The SIM2D Procedure

Introduction to Spatial Simulation

The purpose of spatial simulation is to produce a set of partial realizations of a spatial random field (SRF) $Z(\bm {s}), \bm {s} \in D \subset \mathcal{R}^2$ in a way that preserves a specified mean $\mu (\bm {s})=E\left[Z(\bm {s})\right]$ and covariance structure $C_ z(\bm {s}_1-\bm {s}_2)=\mr {Cov}\left(Z(\bm {s}_1),Z(\bm {s}_2)\right)$. The realizations are partial in the sense that they occur only at a finite set of locations $(\bm {s}_1, \bm {s}_2,\cdots ,\bm {s}_ n)$. These locations are typically on a regular grid, but they can be arbitrary locations in the plane.

PROC SIM2D produces simulations for continuous processes in two dimensions by using the lower-upper (LU) decomposition method. In these simulations the possible values of the measured quantity $Z(\bm {s}_0)$ at location $\bm {s}_0=(x_0,y_0)$ can vary continuously over a certain range. An additional assumption, needed for computational purposes, is that the spatial random field $Z(\bm {s})$ is Gaussian. The section Details: SIM2D Procedure provides more information about different types of spatial simulation and associated computational methods.

Spatial simulation is different from spatial prediction, where the emphasis is on predicting a point value at a given grid location. In this sense, spatial prediction is local. In contrast, spatial simulation is global; the emphasis is on the entire realization $(Z(\bm {s}_1), Z(\bm {s}_2),\cdots ,Z(\bm {s}_ n))$.

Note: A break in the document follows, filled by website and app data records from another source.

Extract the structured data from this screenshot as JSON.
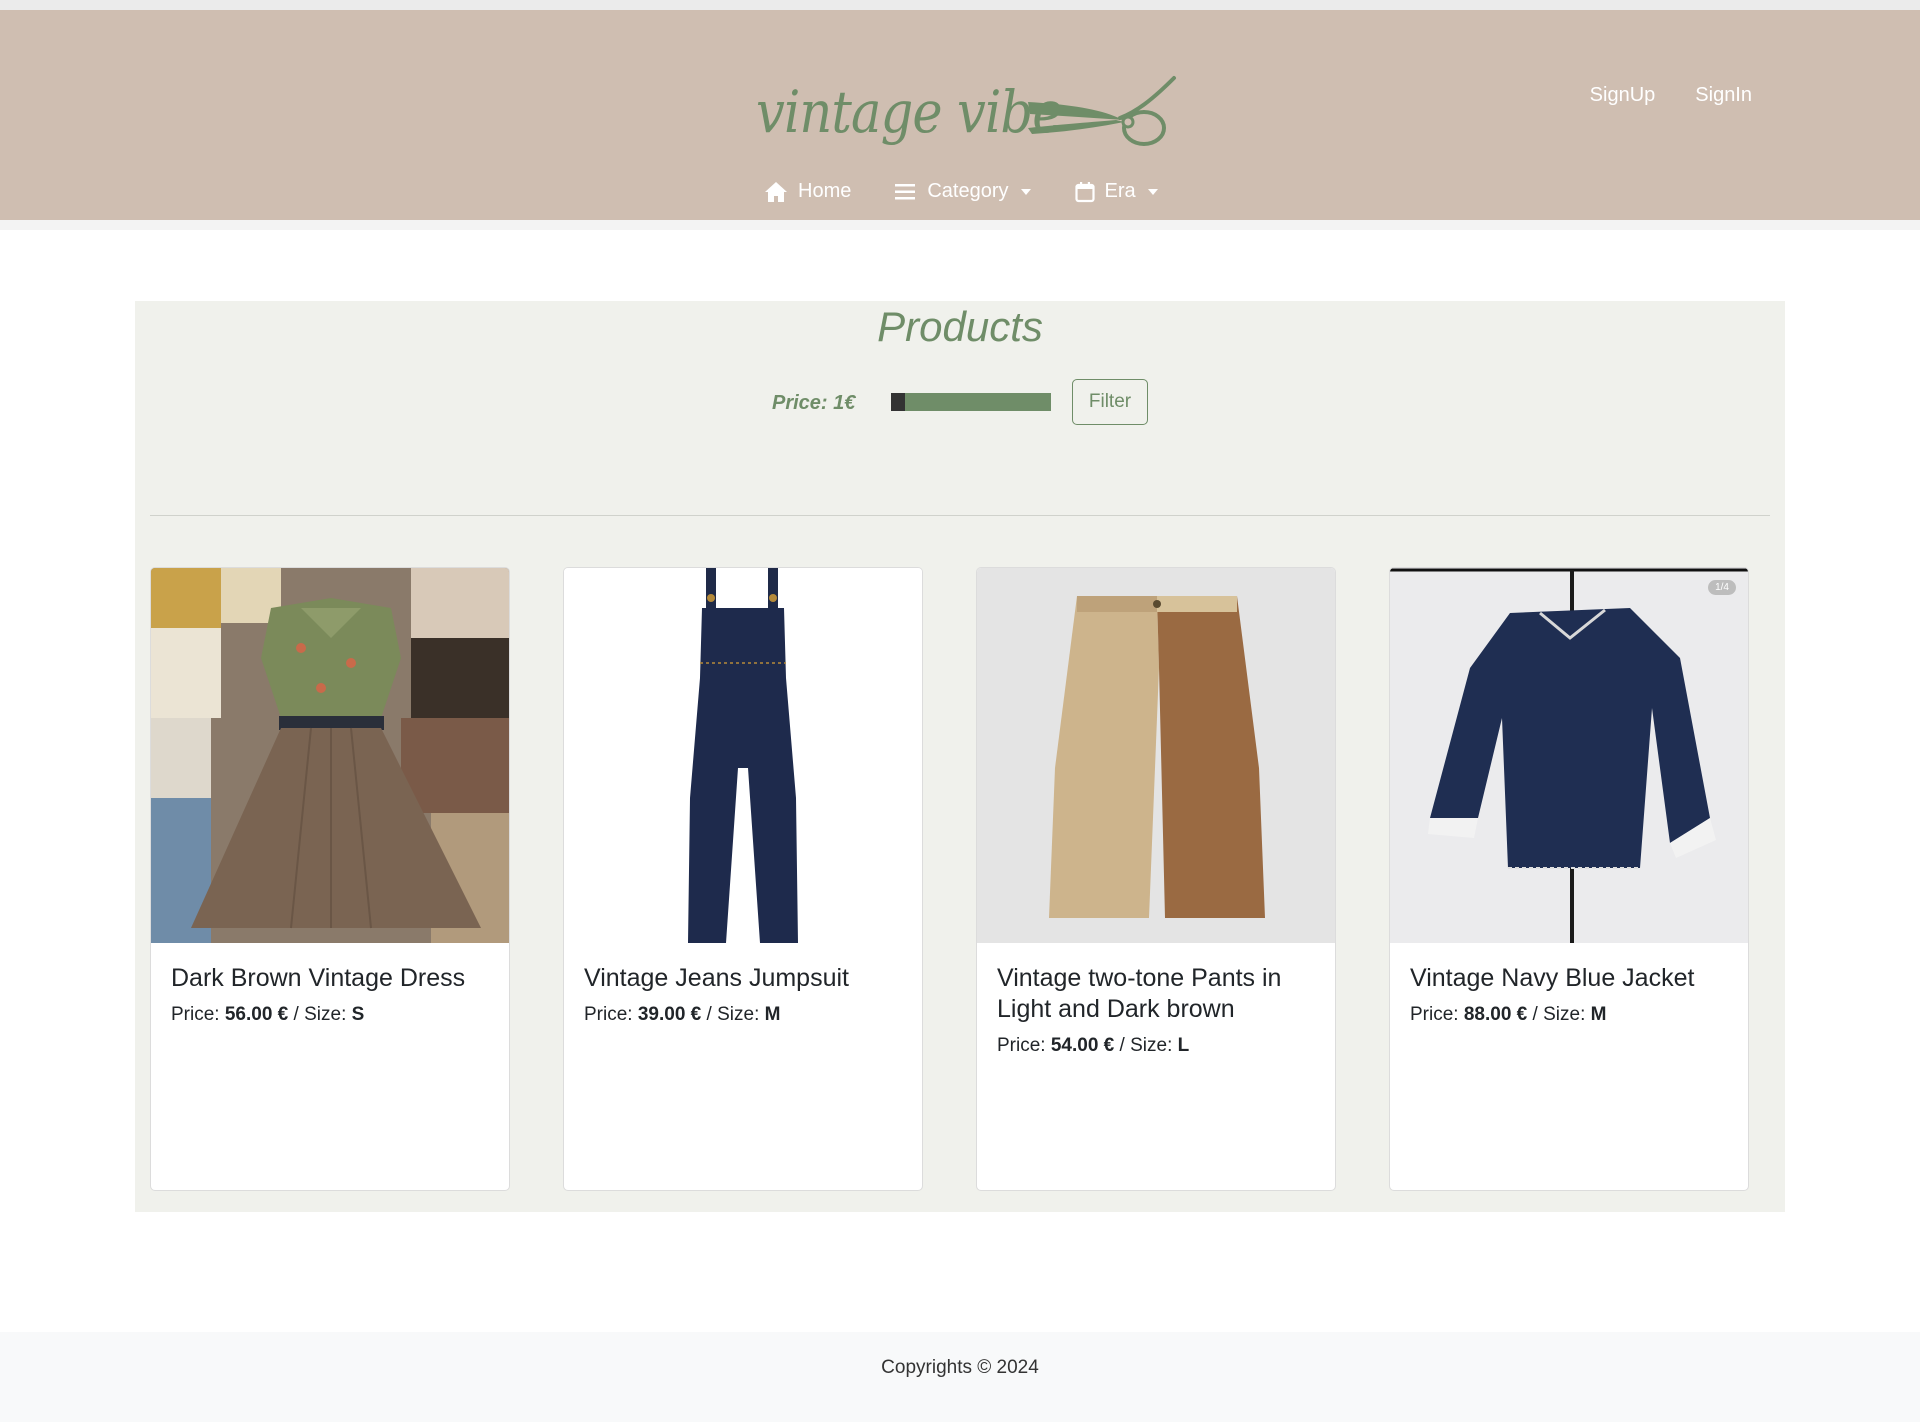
{
  "header": {
    "logo_text": "vintage vibe",
    "auth": {
      "signup": "SignUp",
      "signin": "SignIn"
    },
    "nav": {
      "home": "Home",
      "category": "Category",
      "era": "Era"
    }
  },
  "products": {
    "title": "Products",
    "filter": {
      "price_label": "Price: 1€",
      "price_value_fraction": 0.0,
      "button": "Filter"
    },
    "items": [
      {
        "title": "Dark Brown Vintage Dress",
        "price_label": "Price:",
        "price": "56.00 €",
        "sep": "/ Size:",
        "size": "S"
      },
      {
        "title": "Vintage Jeans Jumpsuit",
        "price_label": "Price:",
        "price": "39.00 €",
        "sep": "/ Size:",
        "size": "M"
      },
      {
        "title": "Vintage two-tone Pants in Light and Dark brown",
        "price_label": "Price:",
        "price": "54.00 €",
        "sep": "/ Size:",
        "size": "L"
      },
      {
        "title": "Vintage Navy Blue Jacket",
        "price_label": "Price:",
        "price": "88.00 €",
        "sep": "/ Size:",
        "size": "M",
        "badge": "1/4"
      }
    ]
  },
  "footer": {
    "text": "Copyrights © 2024"
  },
  "colors": {
    "header_bg": "#cfbeb1",
    "accent": "#6f8d68",
    "panel_bg": "#f0f1ec"
  }
}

Given the correct mean $\mu (\bm {s})$ and covariance structure $C_ z(\bm {s}_1-\bm {s}_2)$, SRF quantities that are difficult or impossible to calculate in a spatial prediction context can easily be approximated by functions of multiple simulations.